6. Be kind.
It is crucial to always be kind, respectful, genuine, and consistent with your clients. Clients should feel valued and they should never feel like they are being an imposition. I know that I do not like working with others who are not kind to me, and it tremendously negatively impacts the client experience and relationship. Always remember the “Golden Rule” when interacting with clients. Kindness truly goes a long way in building trust and loyalty with clients.
7. Anticipate your clients’ needs.
I believe that anticipating your client’s needs is crucial to any successful business. Thus, it is important to put yourself in “the client’s shoes.” Making your clients feel important is a tremendous step in building loyalty. Clients want to know that they are valued by your business. Clients are the lifeline of your business and should always be treated as such. Though you may not know all the needs of new clients, try your best to read them and anticipate what they may need. Therefore, it is important to stay very organized and attuned to each client’s needs. Do not be afraid to ask what else you can do to make the client happier.

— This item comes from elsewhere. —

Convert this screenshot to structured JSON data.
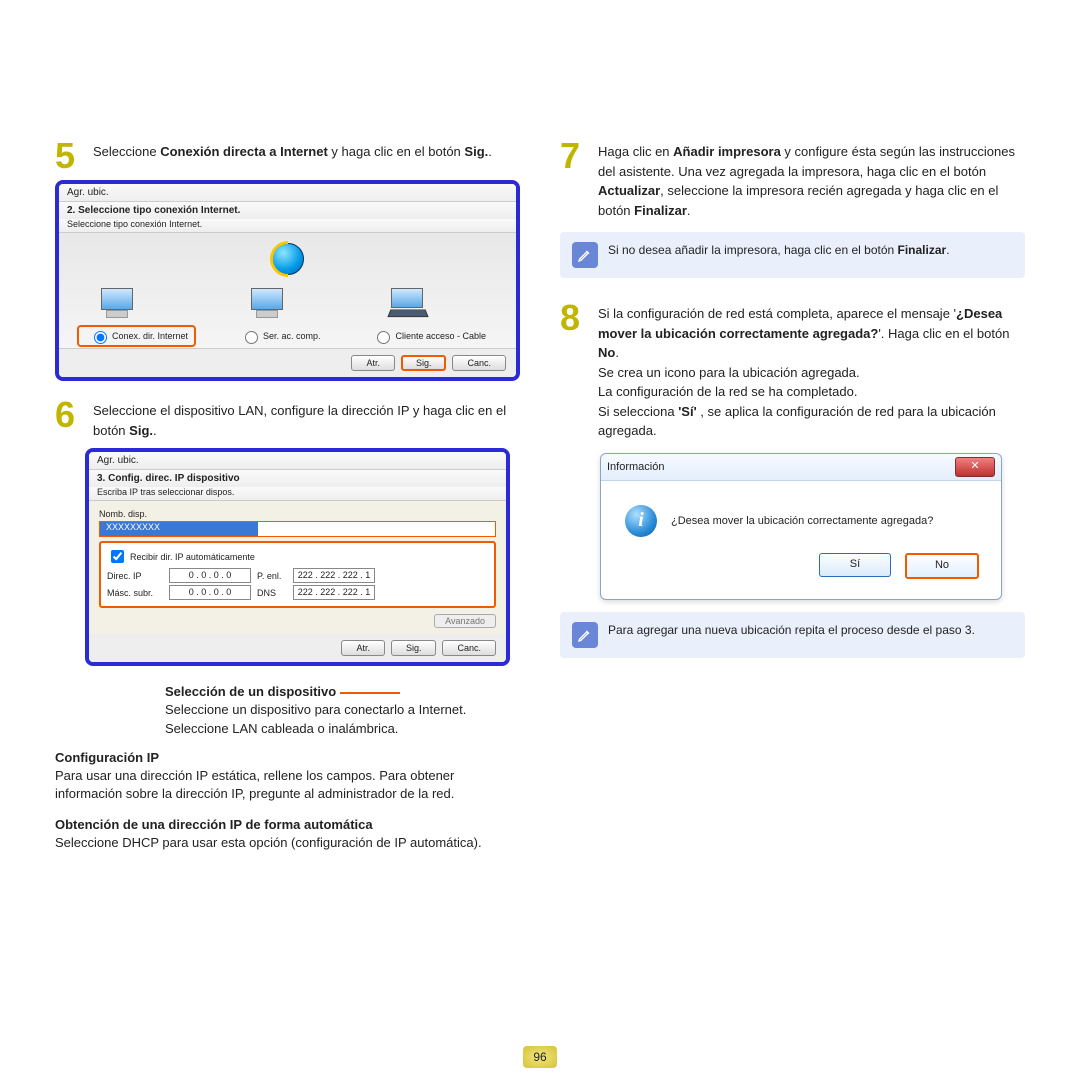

Additionally, anticipating your clients’ needs helps to foster a seamless client experience for the client.
8. Always deliver on time what you promise.
It is extremely important to deliver what you promised on time to the client. One sure-fire way to not manage clients’ expectations is to not follow through on the terms of your engagement with the client on time. If clients are like me, they expect that everything be delivered on time as promised. This is really important because you want to have credibility with your clients. Clients should always feel very important and they should feel that you really are “taking care” of them. Clients should not have to worry about you delivering on your promises. It is very unprofessional, and very unfair to the client, to over promise and under deliver. Instead, exceed clients’ expectations and over deliver — this is a wonderful way to exceed clients’ expectations and have a happy and satisfied client who will refer your services to their friends and family!
9. Ask your clients what they think.
Once your engagement with each client has come to an end, ask the client what he/she thought of your services and deliverables. This will make your customers feel valued. Importantly, you will also gain valuable insights to use as a valuable tool in your business. You may learn things from clients that will improve your business. Thus, it is important to be open and listen to the feedback from clients. After all, without clients, what do we have?
10. Thank the client.
It is important to thank your clients for their business at the end of the engagement with the client. Everyone wants to feel appreciated. Everyone loves to receive fun mail and paper thank you notes, which are quickly going extinct. A thank you is a sincere and personal way to tell the client that you appreciate them and appreciate their business. As a result, I think that it is really important to take the time to say thank you to each client expressing your appreciation, which is so often overlooked.
In the end, you will begin to attract clients like yourself — the ideal client! Knowing your ideal client, regardless of your line of business, is a key component to growth and satisfaction. The qualities of my ideal clients are people who (1) truly value and appreciate fine art photography; (2) are selective and cannot imagine working with and hiring anyone else; (3) wants to work with someone who is detailed and organized; (4) wants a seamless and fun client experience; and (5) likes my brand and my blog. I think you achieve this type of client relationship by marketing yourself in a personal way. Eventually, you start to only attract clients that desire you, your talent, and your services, which makes for outstanding client relationships!